■ **ASSIGNMENT**: Look below. Copy each line that has "false" in it.

(Element data from apps and pages)
==========

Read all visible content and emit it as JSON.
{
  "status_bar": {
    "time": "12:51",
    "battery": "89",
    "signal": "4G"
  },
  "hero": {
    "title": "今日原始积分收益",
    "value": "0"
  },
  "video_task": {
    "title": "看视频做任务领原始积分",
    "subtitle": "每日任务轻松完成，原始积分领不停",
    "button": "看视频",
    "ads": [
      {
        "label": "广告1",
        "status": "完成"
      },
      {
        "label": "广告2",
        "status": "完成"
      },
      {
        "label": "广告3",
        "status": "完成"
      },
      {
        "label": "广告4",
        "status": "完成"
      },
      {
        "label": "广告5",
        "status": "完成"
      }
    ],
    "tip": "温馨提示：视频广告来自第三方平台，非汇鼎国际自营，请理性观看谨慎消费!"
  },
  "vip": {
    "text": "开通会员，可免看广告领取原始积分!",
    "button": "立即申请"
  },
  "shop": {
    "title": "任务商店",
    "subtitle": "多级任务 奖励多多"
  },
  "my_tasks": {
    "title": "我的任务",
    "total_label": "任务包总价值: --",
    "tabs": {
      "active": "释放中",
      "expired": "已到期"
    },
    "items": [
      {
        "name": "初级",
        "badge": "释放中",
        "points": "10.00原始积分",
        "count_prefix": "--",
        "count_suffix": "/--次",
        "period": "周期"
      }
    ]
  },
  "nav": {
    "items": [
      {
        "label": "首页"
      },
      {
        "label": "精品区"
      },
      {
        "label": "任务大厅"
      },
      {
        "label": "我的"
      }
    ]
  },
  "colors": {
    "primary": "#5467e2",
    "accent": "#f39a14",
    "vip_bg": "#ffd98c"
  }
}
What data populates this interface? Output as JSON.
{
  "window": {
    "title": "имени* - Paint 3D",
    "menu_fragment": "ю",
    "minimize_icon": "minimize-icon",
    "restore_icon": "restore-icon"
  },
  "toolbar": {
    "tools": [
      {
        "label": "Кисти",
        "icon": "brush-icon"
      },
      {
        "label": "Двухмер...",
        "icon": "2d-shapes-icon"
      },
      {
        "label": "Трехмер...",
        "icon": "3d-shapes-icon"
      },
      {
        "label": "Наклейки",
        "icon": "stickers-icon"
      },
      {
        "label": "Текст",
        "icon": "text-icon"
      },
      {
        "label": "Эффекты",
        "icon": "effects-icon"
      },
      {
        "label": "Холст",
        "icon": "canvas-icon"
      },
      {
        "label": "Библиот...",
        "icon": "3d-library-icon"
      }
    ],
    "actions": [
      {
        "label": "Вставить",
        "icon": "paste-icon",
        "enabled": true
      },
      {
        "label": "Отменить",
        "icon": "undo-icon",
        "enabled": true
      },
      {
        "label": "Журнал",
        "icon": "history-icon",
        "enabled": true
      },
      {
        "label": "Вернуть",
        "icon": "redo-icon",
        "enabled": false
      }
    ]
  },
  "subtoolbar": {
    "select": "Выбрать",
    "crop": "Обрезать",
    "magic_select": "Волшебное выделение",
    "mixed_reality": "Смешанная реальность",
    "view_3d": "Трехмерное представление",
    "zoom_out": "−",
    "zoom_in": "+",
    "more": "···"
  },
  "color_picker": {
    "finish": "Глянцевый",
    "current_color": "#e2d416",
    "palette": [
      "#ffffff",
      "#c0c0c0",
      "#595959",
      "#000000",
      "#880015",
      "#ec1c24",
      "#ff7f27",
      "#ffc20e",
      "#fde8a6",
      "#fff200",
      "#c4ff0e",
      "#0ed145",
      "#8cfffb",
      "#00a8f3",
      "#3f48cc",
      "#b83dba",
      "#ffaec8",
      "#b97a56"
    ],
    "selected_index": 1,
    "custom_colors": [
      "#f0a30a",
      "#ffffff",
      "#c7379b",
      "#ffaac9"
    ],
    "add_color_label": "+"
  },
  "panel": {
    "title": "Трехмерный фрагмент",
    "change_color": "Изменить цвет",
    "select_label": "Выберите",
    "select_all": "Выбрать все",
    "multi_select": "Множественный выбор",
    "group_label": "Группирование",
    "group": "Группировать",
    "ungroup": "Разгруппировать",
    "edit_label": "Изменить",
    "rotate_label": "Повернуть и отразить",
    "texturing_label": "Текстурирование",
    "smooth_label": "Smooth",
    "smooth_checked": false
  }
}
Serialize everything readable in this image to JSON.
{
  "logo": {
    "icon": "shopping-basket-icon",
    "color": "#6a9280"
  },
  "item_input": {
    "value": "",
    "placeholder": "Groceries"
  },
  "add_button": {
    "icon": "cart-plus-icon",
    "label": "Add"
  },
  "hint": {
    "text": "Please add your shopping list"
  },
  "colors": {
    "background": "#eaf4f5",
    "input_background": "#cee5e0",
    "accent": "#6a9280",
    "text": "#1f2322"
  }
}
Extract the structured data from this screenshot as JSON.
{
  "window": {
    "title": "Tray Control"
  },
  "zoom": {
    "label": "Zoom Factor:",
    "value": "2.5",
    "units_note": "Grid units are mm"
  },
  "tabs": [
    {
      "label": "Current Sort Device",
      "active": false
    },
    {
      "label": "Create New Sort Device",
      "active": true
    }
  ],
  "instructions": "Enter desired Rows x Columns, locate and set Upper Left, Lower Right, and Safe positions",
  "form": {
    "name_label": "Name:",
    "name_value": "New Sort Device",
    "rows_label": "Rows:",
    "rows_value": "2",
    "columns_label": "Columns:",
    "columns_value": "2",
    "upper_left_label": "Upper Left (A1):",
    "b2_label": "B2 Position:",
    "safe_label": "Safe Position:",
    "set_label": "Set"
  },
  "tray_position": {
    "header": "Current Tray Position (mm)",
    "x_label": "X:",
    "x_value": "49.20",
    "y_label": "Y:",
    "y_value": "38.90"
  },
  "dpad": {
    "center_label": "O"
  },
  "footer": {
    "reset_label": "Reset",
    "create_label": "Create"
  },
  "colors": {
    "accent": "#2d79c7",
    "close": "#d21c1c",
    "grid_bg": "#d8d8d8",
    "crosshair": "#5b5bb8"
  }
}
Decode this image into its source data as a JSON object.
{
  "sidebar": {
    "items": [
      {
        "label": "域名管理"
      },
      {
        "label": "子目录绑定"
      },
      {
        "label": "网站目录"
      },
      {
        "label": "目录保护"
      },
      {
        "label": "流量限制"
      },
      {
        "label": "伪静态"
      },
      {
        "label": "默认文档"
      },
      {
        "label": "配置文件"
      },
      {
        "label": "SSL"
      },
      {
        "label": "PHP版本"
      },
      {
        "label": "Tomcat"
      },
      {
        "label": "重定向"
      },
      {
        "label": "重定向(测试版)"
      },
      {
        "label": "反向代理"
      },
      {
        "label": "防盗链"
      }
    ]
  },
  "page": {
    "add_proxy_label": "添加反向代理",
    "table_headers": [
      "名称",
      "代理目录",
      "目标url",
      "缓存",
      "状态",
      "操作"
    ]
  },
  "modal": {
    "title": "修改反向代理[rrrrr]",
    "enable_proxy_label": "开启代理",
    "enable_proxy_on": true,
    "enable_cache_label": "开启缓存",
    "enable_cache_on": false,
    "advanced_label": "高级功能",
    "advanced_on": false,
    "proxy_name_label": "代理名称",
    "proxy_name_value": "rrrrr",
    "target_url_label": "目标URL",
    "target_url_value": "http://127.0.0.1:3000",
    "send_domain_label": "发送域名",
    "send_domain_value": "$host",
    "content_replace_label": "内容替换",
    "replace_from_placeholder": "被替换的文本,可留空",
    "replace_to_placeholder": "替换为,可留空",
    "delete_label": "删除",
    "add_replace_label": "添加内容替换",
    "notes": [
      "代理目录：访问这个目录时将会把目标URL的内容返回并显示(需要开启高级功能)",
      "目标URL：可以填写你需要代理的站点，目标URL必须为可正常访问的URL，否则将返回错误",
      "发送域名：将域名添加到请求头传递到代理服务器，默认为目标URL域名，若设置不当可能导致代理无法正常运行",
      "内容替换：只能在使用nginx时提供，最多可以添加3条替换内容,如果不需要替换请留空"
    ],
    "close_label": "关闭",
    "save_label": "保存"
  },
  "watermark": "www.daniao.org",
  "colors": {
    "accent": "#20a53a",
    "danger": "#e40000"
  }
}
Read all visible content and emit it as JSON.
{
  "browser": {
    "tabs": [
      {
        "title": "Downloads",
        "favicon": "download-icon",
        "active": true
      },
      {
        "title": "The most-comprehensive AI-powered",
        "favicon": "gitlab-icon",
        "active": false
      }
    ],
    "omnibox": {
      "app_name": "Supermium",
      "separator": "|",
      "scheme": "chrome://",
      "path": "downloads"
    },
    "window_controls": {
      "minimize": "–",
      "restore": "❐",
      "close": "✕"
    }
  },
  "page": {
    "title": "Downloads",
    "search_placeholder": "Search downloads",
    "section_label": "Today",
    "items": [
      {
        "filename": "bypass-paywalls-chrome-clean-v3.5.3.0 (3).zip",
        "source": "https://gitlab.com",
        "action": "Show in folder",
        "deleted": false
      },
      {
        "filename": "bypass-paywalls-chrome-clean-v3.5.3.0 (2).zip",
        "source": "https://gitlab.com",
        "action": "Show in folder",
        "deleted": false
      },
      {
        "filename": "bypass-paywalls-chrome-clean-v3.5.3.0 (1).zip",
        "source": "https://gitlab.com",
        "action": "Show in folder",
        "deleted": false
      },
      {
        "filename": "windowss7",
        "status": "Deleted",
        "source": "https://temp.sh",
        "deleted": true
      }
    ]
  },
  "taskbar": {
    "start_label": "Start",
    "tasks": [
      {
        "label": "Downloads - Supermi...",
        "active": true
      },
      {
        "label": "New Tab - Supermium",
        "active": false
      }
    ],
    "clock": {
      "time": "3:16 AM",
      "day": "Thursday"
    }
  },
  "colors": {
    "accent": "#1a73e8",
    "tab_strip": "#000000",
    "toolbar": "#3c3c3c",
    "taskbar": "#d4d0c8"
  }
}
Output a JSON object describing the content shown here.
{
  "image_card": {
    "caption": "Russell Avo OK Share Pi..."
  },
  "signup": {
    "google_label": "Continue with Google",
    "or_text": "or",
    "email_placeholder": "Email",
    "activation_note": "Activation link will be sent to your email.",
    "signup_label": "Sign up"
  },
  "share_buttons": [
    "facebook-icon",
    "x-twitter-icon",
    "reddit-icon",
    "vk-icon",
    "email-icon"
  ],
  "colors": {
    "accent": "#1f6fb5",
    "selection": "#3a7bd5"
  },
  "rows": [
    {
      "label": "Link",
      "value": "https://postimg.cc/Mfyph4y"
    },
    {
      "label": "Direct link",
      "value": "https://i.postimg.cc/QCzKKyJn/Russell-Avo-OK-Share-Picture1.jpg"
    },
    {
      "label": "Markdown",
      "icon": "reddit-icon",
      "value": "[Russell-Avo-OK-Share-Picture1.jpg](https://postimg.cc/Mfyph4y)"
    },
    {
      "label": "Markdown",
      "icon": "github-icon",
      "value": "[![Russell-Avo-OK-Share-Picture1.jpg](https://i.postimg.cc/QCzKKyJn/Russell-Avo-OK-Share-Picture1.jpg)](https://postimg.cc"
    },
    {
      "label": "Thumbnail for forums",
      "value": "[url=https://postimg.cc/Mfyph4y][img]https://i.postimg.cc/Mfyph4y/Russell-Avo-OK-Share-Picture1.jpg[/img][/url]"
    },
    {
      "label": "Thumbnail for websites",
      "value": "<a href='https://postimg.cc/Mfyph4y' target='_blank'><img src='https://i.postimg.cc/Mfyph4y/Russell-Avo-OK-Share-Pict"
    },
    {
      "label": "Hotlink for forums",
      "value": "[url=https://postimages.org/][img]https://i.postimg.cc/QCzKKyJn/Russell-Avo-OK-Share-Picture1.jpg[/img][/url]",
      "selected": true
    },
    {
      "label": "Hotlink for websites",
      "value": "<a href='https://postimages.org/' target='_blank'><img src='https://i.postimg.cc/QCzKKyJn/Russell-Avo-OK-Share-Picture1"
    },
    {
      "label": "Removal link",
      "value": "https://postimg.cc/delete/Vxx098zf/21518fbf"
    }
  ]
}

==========

■ **SOLUTION**:
        "enabled": false
    "smooth_checked": false
      "active": false
    "enable_cache_on": false,
    "advanced_on": false,
        "active": false
        "deleted": false
        "deleted": false
        "deleted": false
        "active": false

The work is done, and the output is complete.